> REQUIRED ACTION
Only the text of the records belongs in the answer, copied exactly, with every picture omitted.
(RECORDS SHOWN begins)
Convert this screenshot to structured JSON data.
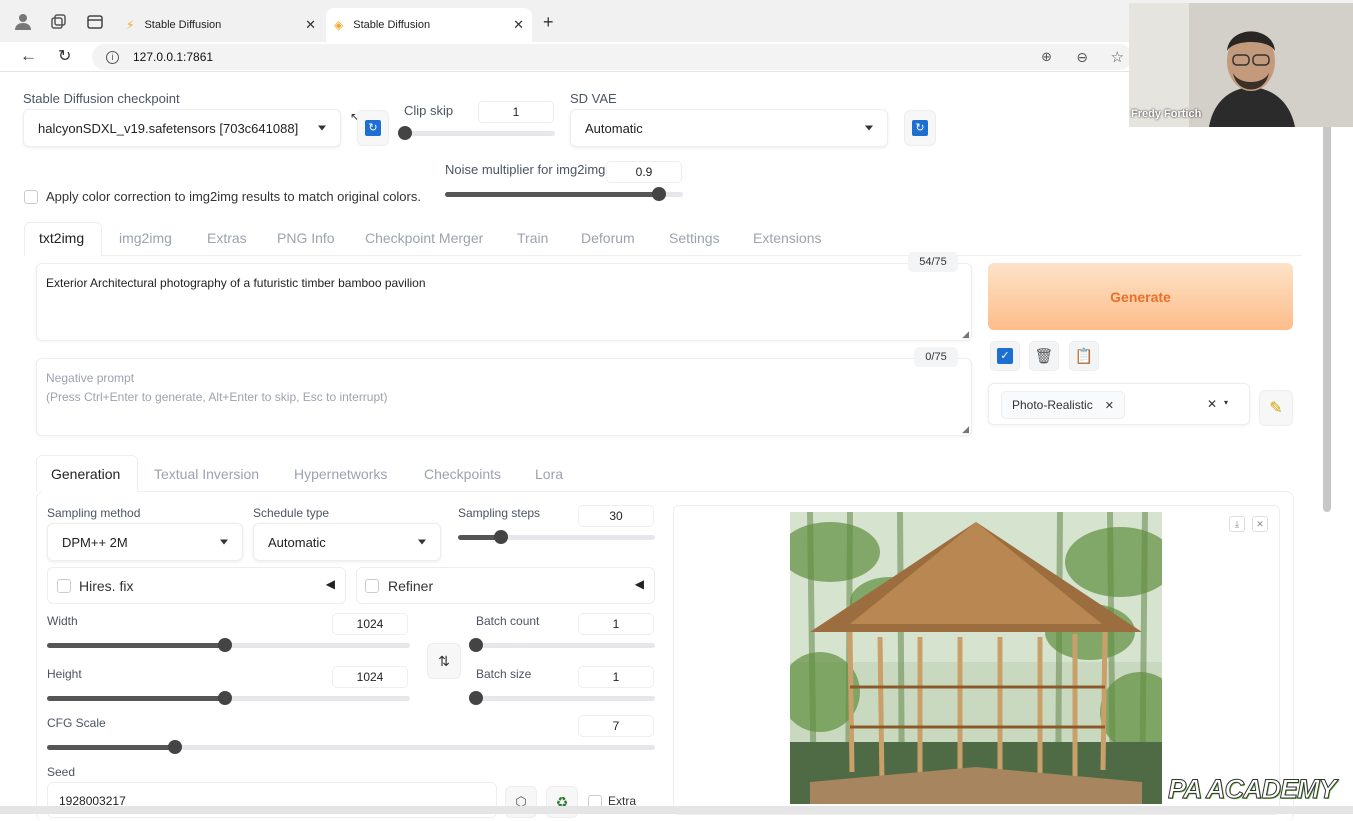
{
  "browser": {
    "tabs": [
      {
        "title": "Stable Diffusion"
      },
      {
        "title": "Stable Diffusion"
      }
    ],
    "url": "127.0.0.1:7861"
  },
  "top": {
    "checkpoint_label": "Stable Diffusion checkpoint",
    "checkpoint_value": "halcyonSDXL_v19.safetensors [703c641088]",
    "clip_skip_label": "Clip skip",
    "clip_skip_value": "1",
    "clip_skip_level": 0,
    "vae_label": "SD VAE",
    "vae_value": "Automatic",
    "noise_label": "Noise multiplier for img2img",
    "noise_value": "0.9",
    "noise_level": 0.9,
    "color_correction_label": "Apply color correction to img2img results to match original colors."
  },
  "main_tabs": [
    "txt2img",
    "img2img",
    "Extras",
    "PNG Info",
    "Checkpoint Merger",
    "Train",
    "Deforum",
    "Settings",
    "Extensions"
  ],
  "prompt": {
    "text": "Exterior Architectural photography of a futuristic timber bamboo pavilion",
    "counter": "54/75",
    "negative_placeholder_1": "Negative prompt",
    "negative_placeholder_2": "(Press Ctrl+Enter to generate, Alt+Enter to skip, Esc to interrupt)",
    "negative_counter": "0/75"
  },
  "generate": {
    "label": "Generate",
    "style_chip": "Photo-Realistic"
  },
  "sub_tabs": [
    "Generation",
    "Textual Inversion",
    "Hypernetworks",
    "Checkpoints",
    "Lora"
  ],
  "generation": {
    "sampling_method_label": "Sampling method",
    "sampling_method_value": "DPM++ 2M",
    "schedule_type_label": "Schedule type",
    "schedule_type_value": "Automatic",
    "sampling_steps_label": "Sampling steps",
    "sampling_steps_value": "30",
    "sampling_steps_level": 0.22,
    "hires_label": "Hires. fix",
    "refiner_label": "Refiner",
    "width_label": "Width",
    "width_value": "1024",
    "width_level": 0.49,
    "height_label": "Height",
    "height_value": "1024",
    "height_level": 0.49,
    "batch_count_label": "Batch count",
    "batch_count_value": "1",
    "batch_count_level": 0,
    "batch_size_label": "Batch size",
    "batch_size_value": "1",
    "batch_size_level": 0,
    "cfg_label": "CFG Scale",
    "cfg_value": "7",
    "cfg_level": 0.21,
    "seed_label": "Seed",
    "seed_value": "1928003217",
    "extra_label": "Extra"
  },
  "webcam": {
    "name": "Fredy Fortich"
  },
  "watermark": {
    "text": "PA ACADEMY"
  },
  "colors": {
    "generate_gradient_start": "#fde3c8",
    "generate_gradient_end": "#fdbd8a",
    "generate_text": "#e8702a",
    "accent_blue": "#1d6fd1"
  }
}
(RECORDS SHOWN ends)
> TASK SOLUTION
Convert this screenshot to structured JSON data.
{
  "browser": {
    "tabs": [
      {
        "title": "Stable Diffusion"
      },
      {
        "title": "Stable Diffusion"
      }
    ],
    "url": "127.0.0.1:7861"
  },
  "top": {
    "checkpoint_label": "Stable Diffusion checkpoint",
    "checkpoint_value": "halcyonSDXL_v19.safetensors [703c641088]",
    "clip_skip_label": "Clip skip",
    "clip_skip_value": "1",
    "clip_skip_level": 0,
    "vae_label": "SD VAE",
    "vae_value": "Automatic",
    "noise_label": "Noise multiplier for img2img",
    "noise_value": "0.9",
    "noise_level": 0.9,
    "color_correction_label": "Apply color correction to img2img results to match original colors."
  },
  "main_tabs": [
    "txt2img",
    "img2img",
    "Extras",
    "PNG Info",
    "Checkpoint Merger",
    "Train",
    "Deforum",
    "Settings",
    "Extensions"
  ],
  "prompt": {
    "text": "Exterior Architectural photography of a futuristic timber bamboo pavilion",
    "counter": "54/75",
    "negative_placeholder_1": "Negative prompt",
    "negative_placeholder_2": "(Press Ctrl+Enter to generate, Alt+Enter to skip, Esc to interrupt)",
    "negative_counter": "0/75"
  },
  "generate": {
    "label": "Generate",
    "style_chip": "Photo-Realistic"
  },
  "sub_tabs": [
    "Generation",
    "Textual Inversion",
    "Hypernetworks",
    "Checkpoints",
    "Lora"
  ],
  "generation": {
    "sampling_method_label": "Sampling method",
    "sampling_method_value": "DPM++ 2M",
    "schedule_type_label": "Schedule type",
    "schedule_type_value": "Automatic",
    "sampling_steps_label": "Sampling steps",
    "sampling_steps_value": "30",
    "sampling_steps_level": 0.22,
    "hires_label": "Hires. fix",
    "refiner_label": "Refiner",
    "width_label": "Width",
    "width_value": "1024",
    "width_level": 0.49,
    "height_label": "Height",
    "height_value": "1024",
    "height_level": 0.49,
    "batch_count_label": "Batch count",
    "batch_count_value": "1",
    "batch_count_level": 0,
    "batch_size_label": "Batch size",
    "batch_size_value": "1",
    "batch_size_level": 0,
    "cfg_label": "CFG Scale",
    "cfg_value": "7",
    "cfg_level": 0.21,
    "seed_label": "Seed",
    "seed_value": "1928003217",
    "extra_label": "Extra"
  },
  "webcam": {
    "name": "Fredy Fortich"
  },
  "watermark": {
    "text": "PA ACADEMY"
  },
  "colors": {
    "generate_gradient_start": "#fde3c8",
    "generate_gradient_end": "#fdbd8a",
    "generate_text": "#e8702a",
    "accent_blue": "#1d6fd1"
  }
}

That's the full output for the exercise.